An independent investigation outlined a series of systematic failings that include a lack of transparency, cover-up operations, salary boosts for high-ranking officers and an atmosphere of distrust and fear.
SARI (Stand Against Racism and Inequality) and Bristol Law Centre have welcomed the report’s recommendations and warned that the service now needs to take urgent action to ensure that a cultural change takes place and the “shocking” lack of diversity is addressed.
They also revealed that a further five former black and minority ethnic (BME) employees have now come forward claiming bullying, harassment, coercion and racist behaviour.
Donald Davies, the newly appointed chair of Avon Fire Authority, promised to learn from past mistakes and take action to implement improvements and ensure there is greater scrutiny in the wake of the report.
The joint statement from Sari and Bristol Law Centre calls on the service to pay particular attention to allegations in the report that there has been a bullying culture and particularly negative experiences for a number of BME staff.
It continues: “We also ask you to pay heed to the concern raised that Avon Fire and Rescue has such a pitiful percentage of its current staff team who are BME and no BME senior members of staff. This is shocking given the diversity of Bristol.
“It has the lowest percentage of BME staff of any Avon-based public body. The poor experiences, outcomes and representation for BME staff in Avon Fire and Rescue must be addressed with the utmost urgency.

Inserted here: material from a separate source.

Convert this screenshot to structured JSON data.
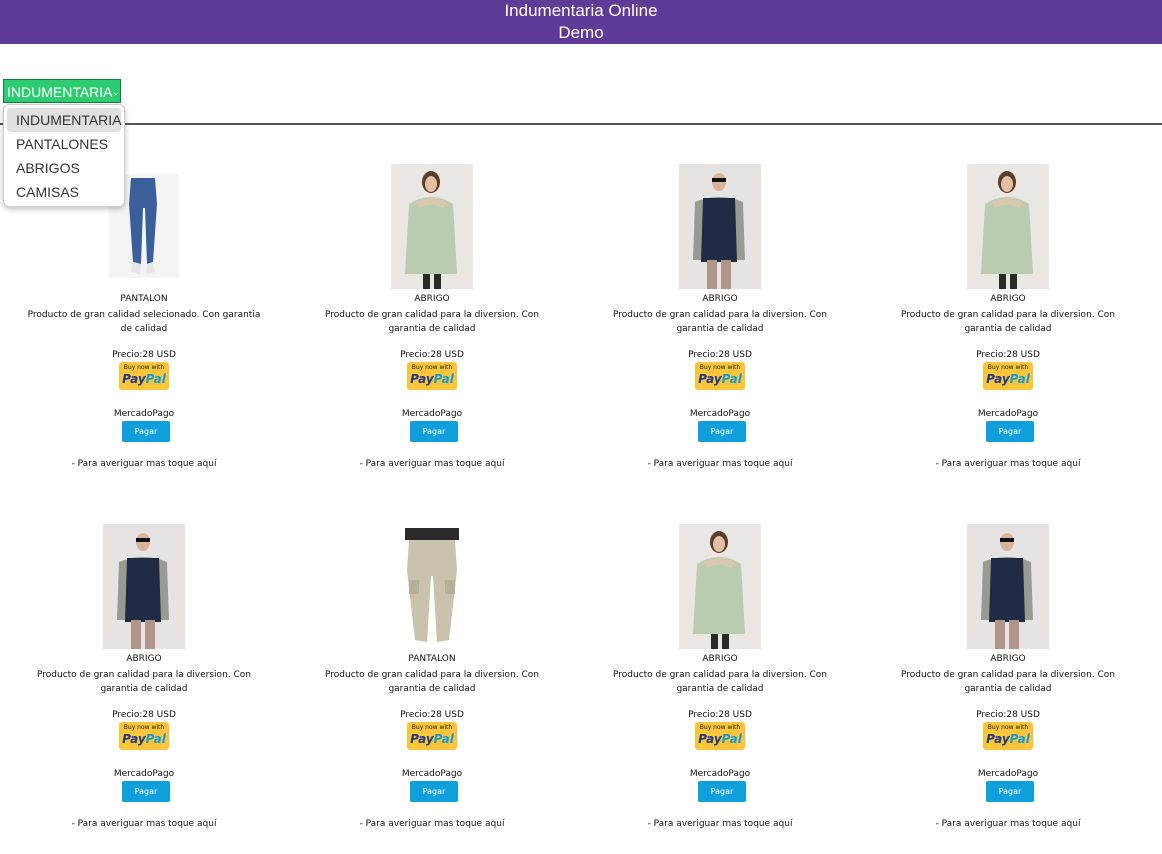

“We ask that these points are not lost or forgotten given the significant number of challenges that this report outlines.”
The two organisations say a completely fresh leadership team is crucial to implement the necessary changes in the service and call for anyone linked to criticisms made in the report to be held to account.

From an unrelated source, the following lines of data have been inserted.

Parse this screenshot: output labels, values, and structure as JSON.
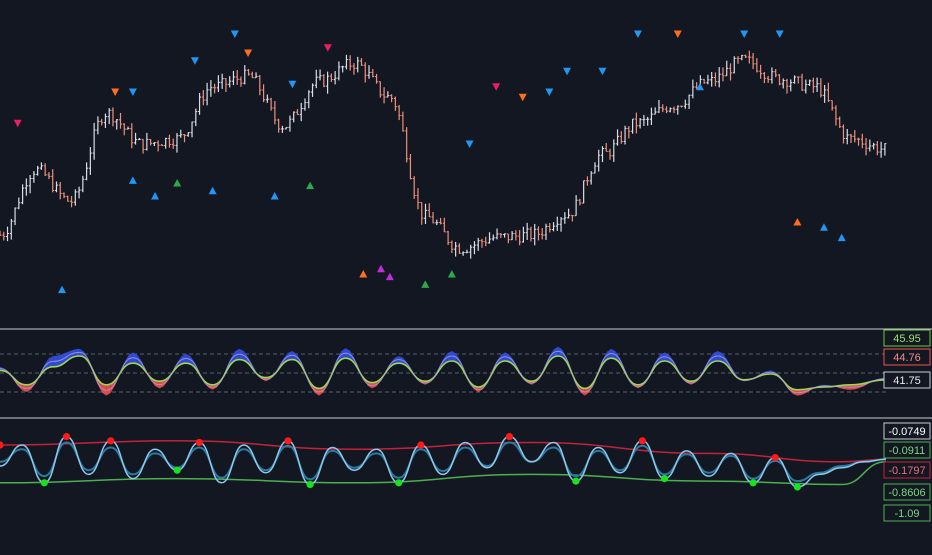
{
  "theme": {
    "background": "#131722",
    "separator": "#c8ccd4",
    "bar_up": "#d8dde6",
    "bar_down": "#f0907c",
    "signal_blue": "#2196f3",
    "signal_orange": "#ff6d1f",
    "signal_pink": "#e91e63",
    "signal_purple": "#c02ddb",
    "signal_green": "#2ea84a",
    "osc_fill_up": "#3550e6",
    "osc_fill_down": "#ef5350",
    "osc_line_green": "#9bd84f",
    "osc_line_purple": "#b39ddb",
    "wt_line_light": "#8ec8e8",
    "wt_line_dark": "#2a7aa5",
    "wt_upper_red": "#c2233a",
    "wt_lower_green": "#4caf50",
    "dot_red": "#ff1a1a",
    "dot_green": "#18e31e"
  },
  "chart_data": [
    {
      "type": "line",
      "panel": "price",
      "style": "ohlc-bars",
      "x_range": [
        0,
        200
      ],
      "y_range": [
        0,
        100
      ],
      "grid": false,
      "series": [
        {
          "x": [
            0,
            8,
            16,
            24,
            32,
            40,
            48,
            56,
            64,
            72,
            80,
            88,
            96,
            104,
            112,
            120,
            128,
            136,
            144,
            152,
            160,
            168,
            176,
            184,
            192,
            200
          ],
          "values": [
            25,
            50,
            38,
            72,
            60,
            62,
            82,
            86,
            67,
            84,
            91,
            78,
            32,
            20,
            24,
            25,
            33,
            56,
            68,
            75,
            84,
            92,
            85,
            82,
            62,
            58
          ]
        }
      ],
      "markers": [
        {
          "x": 4,
          "y": 68,
          "direction": "down",
          "color": "pink"
        },
        {
          "x": 14,
          "y": 4,
          "direction": "up",
          "color": "blue"
        },
        {
          "x": 26,
          "y": 80,
          "direction": "down",
          "color": "orange"
        },
        {
          "x": 30,
          "y": 80,
          "direction": "down",
          "color": "blue"
        },
        {
          "x": 30,
          "y": 46,
          "direction": "up",
          "color": "blue"
        },
        {
          "x": 35,
          "y": 40,
          "direction": "up",
          "color": "blue"
        },
        {
          "x": 40,
          "y": 45,
          "direction": "up",
          "color": "green"
        },
        {
          "x": 44,
          "y": 92,
          "direction": "down",
          "color": "blue"
        },
        {
          "x": 48,
          "y": 42,
          "direction": "up",
          "color": "blue"
        },
        {
          "x": 53,
          "y": 104,
          "direction": "down",
          "color": "blue"
        },
        {
          "x": 56,
          "y": 95,
          "direction": "down",
          "color": "orange"
        },
        {
          "x": 62,
          "y": 40,
          "direction": "up",
          "color": "blue"
        },
        {
          "x": 66,
          "y": 83,
          "direction": "down",
          "color": "blue"
        },
        {
          "x": 70,
          "y": 44,
          "direction": "up",
          "color": "green"
        },
        {
          "x": 74,
          "y": 97,
          "direction": "down",
          "color": "pink"
        },
        {
          "x": 82,
          "y": 10,
          "direction": "up",
          "color": "orange"
        },
        {
          "x": 86,
          "y": 12,
          "direction": "up",
          "color": "purple"
        },
        {
          "x": 88,
          "y": 9,
          "direction": "up",
          "color": "purple"
        },
        {
          "x": 96,
          "y": 6,
          "direction": "up",
          "color": "green"
        },
        {
          "x": 102,
          "y": 10,
          "direction": "up",
          "color": "green"
        },
        {
          "x": 106,
          "y": 60,
          "direction": "down",
          "color": "blue"
        },
        {
          "x": 112,
          "y": 82,
          "direction": "down",
          "color": "pink"
        },
        {
          "x": 118,
          "y": 78,
          "direction": "down",
          "color": "orange"
        },
        {
          "x": 124,
          "y": 80,
          "direction": "down",
          "color": "blue"
        },
        {
          "x": 128,
          "y": 88,
          "direction": "down",
          "color": "blue"
        },
        {
          "x": 136,
          "y": 88,
          "direction": "down",
          "color": "blue"
        },
        {
          "x": 144,
          "y": 105,
          "direction": "down",
          "color": "blue"
        },
        {
          "x": 153,
          "y": 130,
          "direction": "down",
          "color": "orange"
        },
        {
          "x": 158,
          "y": 82,
          "direction": "up",
          "color": "blue"
        },
        {
          "x": 168,
          "y": 120,
          "direction": "down",
          "color": "blue"
        },
        {
          "x": 176,
          "y": 115,
          "direction": "down",
          "color": "blue"
        },
        {
          "x": 180,
          "y": 30,
          "direction": "up",
          "color": "orange"
        },
        {
          "x": 186,
          "y": 28,
          "direction": "up",
          "color": "blue"
        },
        {
          "x": 190,
          "y": 24,
          "direction": "up",
          "color": "blue"
        }
      ]
    },
    {
      "type": "area",
      "panel": "oscillator",
      "x_range": [
        0,
        200
      ],
      "y_range": [
        0,
        100
      ],
      "grid": true,
      "scale_labels": [
        "45.95",
        "44.76",
        "41.75"
      ],
      "series": [
        {
          "x": [
            0,
            6,
            12,
            18,
            24,
            30,
            36,
            42,
            48,
            54,
            60,
            66,
            72,
            78,
            84,
            90,
            96,
            102,
            108,
            114,
            120,
            126,
            132,
            138,
            144,
            150,
            156,
            162,
            168,
            174,
            180,
            186,
            192,
            200
          ],
          "values": [
            60,
            25,
            75,
            85,
            20,
            80,
            30,
            78,
            28,
            85,
            40,
            82,
            20,
            86,
            30,
            75,
            35,
            82,
            25,
            80,
            35,
            88,
            20,
            85,
            30,
            80,
            35,
            82,
            40,
            55,
            20,
            35,
            28,
            45
          ]
        },
        {
          "x": [
            0,
            6,
            12,
            18,
            24,
            30,
            36,
            42,
            48,
            54,
            60,
            66,
            72,
            78,
            84,
            90,
            96,
            102,
            108,
            114,
            120,
            126,
            132,
            138,
            144,
            150,
            156,
            162,
            168,
            174,
            180,
            186,
            192,
            200
          ],
          "values": [
            55,
            35,
            60,
            75,
            35,
            65,
            40,
            65,
            35,
            70,
            45,
            70,
            30,
            72,
            38,
            65,
            40,
            68,
            32,
            68,
            40,
            75,
            30,
            72,
            35,
            68,
            40,
            68,
            42,
            50,
            28,
            32,
            35,
            42
          ]
        }
      ]
    },
    {
      "type": "line",
      "panel": "wave",
      "x_range": [
        0,
        200
      ],
      "y_range": [
        0,
        100
      ],
      "grid": false,
      "scale_labels": [
        "-0.0749",
        "-0.0911",
        "-0.1797",
        "-0.8606",
        "-1.09"
      ],
      "series": [
        {
          "x": [
            0,
            5,
            10,
            15,
            20,
            25,
            30,
            35,
            40,
            45,
            50,
            55,
            60,
            65,
            70,
            75,
            80,
            85,
            90,
            95,
            100,
            105,
            110,
            115,
            120,
            125,
            130,
            135,
            140,
            145,
            150,
            155,
            160,
            165,
            170,
            175,
            180,
            185,
            190,
            195,
            200
          ],
          "values": [
            50,
            75,
            30,
            85,
            40,
            80,
            35,
            70,
            45,
            78,
            30,
            75,
            42,
            80,
            28,
            72,
            45,
            70,
            30,
            75,
            40,
            78,
            48,
            85,
            55,
            78,
            32,
            72,
            42,
            80,
            35,
            68,
            38,
            65,
            30,
            60,
            25,
            40,
            48,
            55,
            58
          ]
        },
        {
          "x": [
            0,
            5,
            10,
            15,
            20,
            25,
            30,
            35,
            40,
            45,
            50,
            55,
            60,
            65,
            70,
            75,
            80,
            85,
            90,
            95,
            100,
            105,
            110,
            115,
            120,
            125,
            130,
            135,
            140,
            145,
            150,
            155,
            160,
            165,
            170,
            175,
            180,
            185,
            190,
            195,
            200
          ],
          "values": [
            55,
            70,
            38,
            78,
            45,
            72,
            40,
            65,
            48,
            72,
            36,
            70,
            45,
            74,
            34,
            68,
            48,
            65,
            36,
            70,
            44,
            72,
            50,
            78,
            55,
            72,
            38,
            68,
            45,
            74,
            40,
            64,
            42,
            62,
            35,
            56,
            32,
            42,
            50,
            55,
            58
          ]
        },
        {
          "x": [
            0,
            40,
            80,
            120,
            160,
            190,
            200
          ],
          "values": [
            75,
            80,
            70,
            78,
            65,
            55,
            58
          ]
        },
        {
          "x": [
            0,
            40,
            80,
            120,
            160,
            190,
            200
          ],
          "values": [
            30,
            35,
            30,
            40,
            32,
            28,
            55
          ]
        }
      ],
      "dots_red": [
        {
          "x": 0,
          "y": 75
        },
        {
          "x": 15,
          "y": 85
        },
        {
          "x": 25,
          "y": 80
        },
        {
          "x": 45,
          "y": 78
        },
        {
          "x": 65,
          "y": 80
        },
        {
          "x": 95,
          "y": 75
        },
        {
          "x": 115,
          "y": 85
        },
        {
          "x": 145,
          "y": 80
        },
        {
          "x": 175,
          "y": 60
        }
      ],
      "dots_green": [
        {
          "x": 10,
          "y": 30
        },
        {
          "x": 40,
          "y": 45
        },
        {
          "x": 70,
          "y": 28
        },
        {
          "x": 90,
          "y": 30
        },
        {
          "x": 130,
          "y": 32
        },
        {
          "x": 150,
          "y": 35
        },
        {
          "x": 170,
          "y": 30
        },
        {
          "x": 180,
          "y": 25
        }
      ]
    }
  ]
}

An action plan has already been drawn up by the fire service in the wake of the report to address each of the points of criticism. This will be tabled for discussion at an extraordinary public meeting on Thursday.

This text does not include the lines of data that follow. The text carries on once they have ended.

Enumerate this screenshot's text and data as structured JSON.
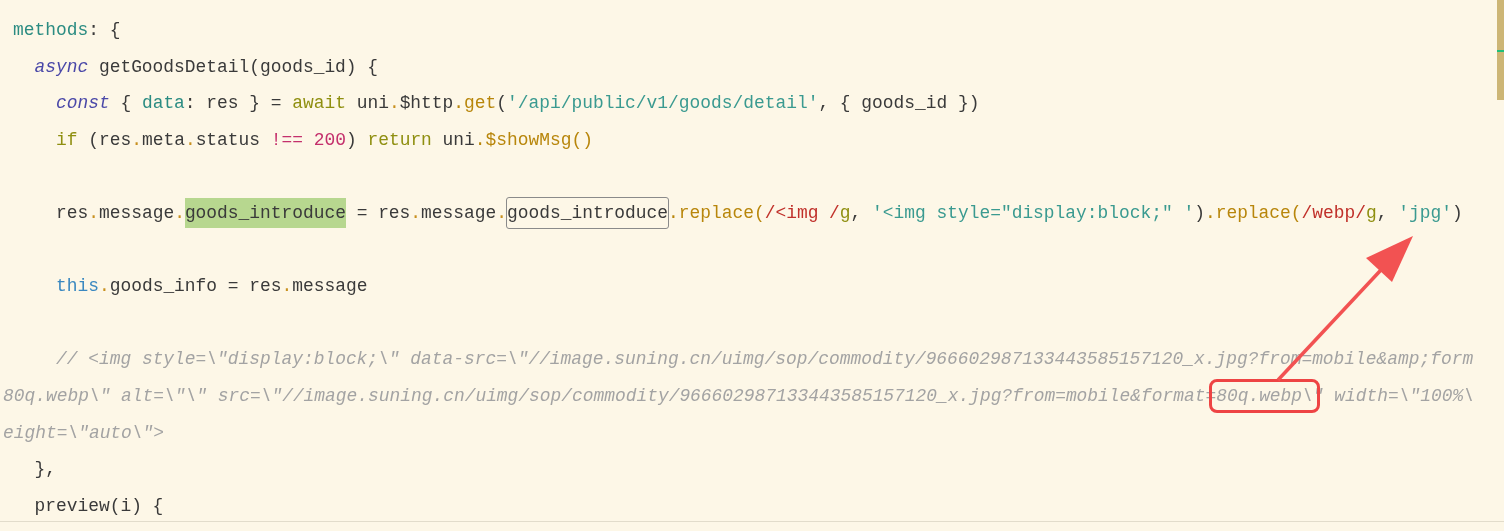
{
  "editor": {
    "lines": [
      {
        "kind": "code",
        "tokens": [
          {
            "kind": "property",
            "text": "methods"
          },
          {
            "kind": "plain",
            "text": ": {"
          }
        ],
        "children": [
          {
            "kind": "code",
            "tokens": [
              {
                "kind": "keyword",
                "text": "async"
              },
              {
                "kind": "plain",
                "text": " getGoodsDetail(goods_id) {"
              }
            ],
            "children": [
              {
                "kind": "code",
                "tokens": [
                  {
                    "kind": "keyword",
                    "text": "const"
                  },
                  {
                    "kind": "plain",
                    "text": " { "
                  },
                  {
                    "kind": "property",
                    "text": "data"
                  },
                  {
                    "kind": "plain",
                    "text": ": res } = "
                  },
                  {
                    "kind": "control",
                    "text": "await"
                  },
                  {
                    "kind": "plain",
                    "text": " uni"
                  },
                  {
                    "kind": "dot",
                    "text": "."
                  },
                  {
                    "kind": "plain",
                    "text": "$http"
                  },
                  {
                    "kind": "function",
                    "text": ".get"
                  },
                  {
                    "kind": "plain",
                    "text": "("
                  },
                  {
                    "kind": "string",
                    "text": "'/api/public/v1/goods/detail'"
                  },
                  {
                    "kind": "plain",
                    "text": ", { goods_id })"
                  }
                ]
              },
              {
                "kind": "code",
                "tokens": [
                  {
                    "kind": "control",
                    "text": "if"
                  },
                  {
                    "kind": "plain",
                    "text": " (res"
                  },
                  {
                    "kind": "dot",
                    "text": "."
                  },
                  {
                    "kind": "plain",
                    "text": "meta"
                  },
                  {
                    "kind": "dot",
                    "text": "."
                  },
                  {
                    "kind": "plain",
                    "text": "status "
                  },
                  {
                    "kind": "operator",
                    "text": "!=="
                  },
                  {
                    "kind": "number",
                    "text": " 200"
                  },
                  {
                    "kind": "plain",
                    "text": ") "
                  },
                  {
                    "kind": "control",
                    "text": "return"
                  },
                  {
                    "kind": "plain",
                    "text": " uni"
                  },
                  {
                    "kind": "function",
                    "text": ".$showMsg()"
                  }
                ]
              },
              {
                "kind": "blank"
              },
              {
                "kind": "code",
                "tokens": [
                  {
                    "kind": "plain",
                    "text": "res"
                  },
                  {
                    "kind": "dot",
                    "text": "."
                  },
                  {
                    "kind": "plain",
                    "text": "message"
                  },
                  {
                    "kind": "dot",
                    "text": "."
                  },
                  {
                    "kind": "plain",
                    "text": "goods_introduce",
                    "highlighted": true
                  },
                  {
                    "kind": "plain",
                    "text": " = res"
                  },
                  {
                    "kind": "dot",
                    "text": "."
                  },
                  {
                    "kind": "plain",
                    "text": "message"
                  },
                  {
                    "kind": "dot",
                    "text": "."
                  },
                  {
                    "kind": "plain",
                    "text": "goods_introduce",
                    "boxed": true
                  },
                  {
                    "kind": "function",
                    "text": ".replace("
                  },
                  {
                    "kind": "regex",
                    "text": "/<img /"
                  },
                  {
                    "kind": "flag",
                    "text": "g"
                  },
                  {
                    "kind": "plain",
                    "text": ", "
                  },
                  {
                    "kind": "string",
                    "text": "'<img style=\"display:block;\" '"
                  },
                  {
                    "kind": "plain",
                    "text": ")"
                  },
                  {
                    "kind": "function",
                    "text": ".replace("
                  },
                  {
                    "kind": "regex",
                    "text": "/webp/"
                  },
                  {
                    "kind": "flag",
                    "text": "g"
                  },
                  {
                    "kind": "plain",
                    "text": ", "
                  },
                  {
                    "kind": "string",
                    "text": "'jpg'"
                  },
                  {
                    "kind": "plain",
                    "text": ")"
                  }
                ]
              },
              {
                "kind": "blank"
              },
              {
                "kind": "code",
                "tokens": [
                  {
                    "kind": "builtin",
                    "text": "this"
                  },
                  {
                    "kind": "dot",
                    "text": "."
                  },
                  {
                    "kind": "plain",
                    "text": "goods_info = res"
                  },
                  {
                    "kind": "dot",
                    "text": "."
                  },
                  {
                    "kind": "plain",
                    "text": "message"
                  }
                ]
              },
              {
                "kind": "blank"
              },
              {
                "kind": "code",
                "tokens": [
                  {
                    "kind": "comment",
                    "text": "// <img style=\\\"display:block;\\\" data-src=\\\"//image.suning.cn/uimg/sop/commodity/966602987133443585157120_x.jpg?from=mobile&amp;form"
                  }
                ]
              },
              {
                "kind": "wrap",
                "tokens": [
                  {
                    "kind": "comment",
                    "text": "80q.webp\\\" alt=\\\"\\\" src=\\\"//image.suning.cn/uimg/sop/commodity/966602987133443585157120_x.jpg?from=mobile&format="
                  },
                  {
                    "kind": "comment",
                    "text": "80q.webp\\",
                    "annotated": true
                  },
                  {
                    "kind": "comment",
                    "text": "\" width=\\\"100%\\"
                  }
                ]
              },
              {
                "kind": "wrap",
                "tokens": [
                  {
                    "kind": "comment",
                    "text": "eight=\\\"auto\\\">"
                  }
                ]
              }
            ]
          },
          {
            "kind": "code",
            "tokens": [
              {
                "kind": "plain",
                "text": "},"
              }
            ]
          },
          {
            "kind": "code",
            "tokens": [
              {
                "kind": "plain",
                "text": "preview(i) {"
              }
            ]
          }
        ]
      }
    ]
  }
}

It outlines 63 recommendations that include a review of whistle-blowing protocol and creation of ‘safe spaces’ for employees to use confidential reporting.
Davies said: “We cannot ignore the criticisms made in the report, nor seek to defend some of the mistakes made in the past, however our focus has to be on the future and how we ensure these things can’t happen again.
“We have already sought outside support from the National Fire Chiefs Council and would welcome any positive input from partners including SARI and the Bristol Law Centre.”
He added: “We are committed to ensuring our workforce reflects the communities we serve and recently carried out a recruitment campaign for full time firefighters. A key objective was to increase the number of applications from under-represented groups, including women and people from BME backgrounds.”
The service has not actively recruited full time firefighters since 2009 which it blames for slow improvement in its diversity.
A spokesman added: “We were pleased that a total of 10 per cent of the applicants for the firefighter roles were BME and 15 per cent women.”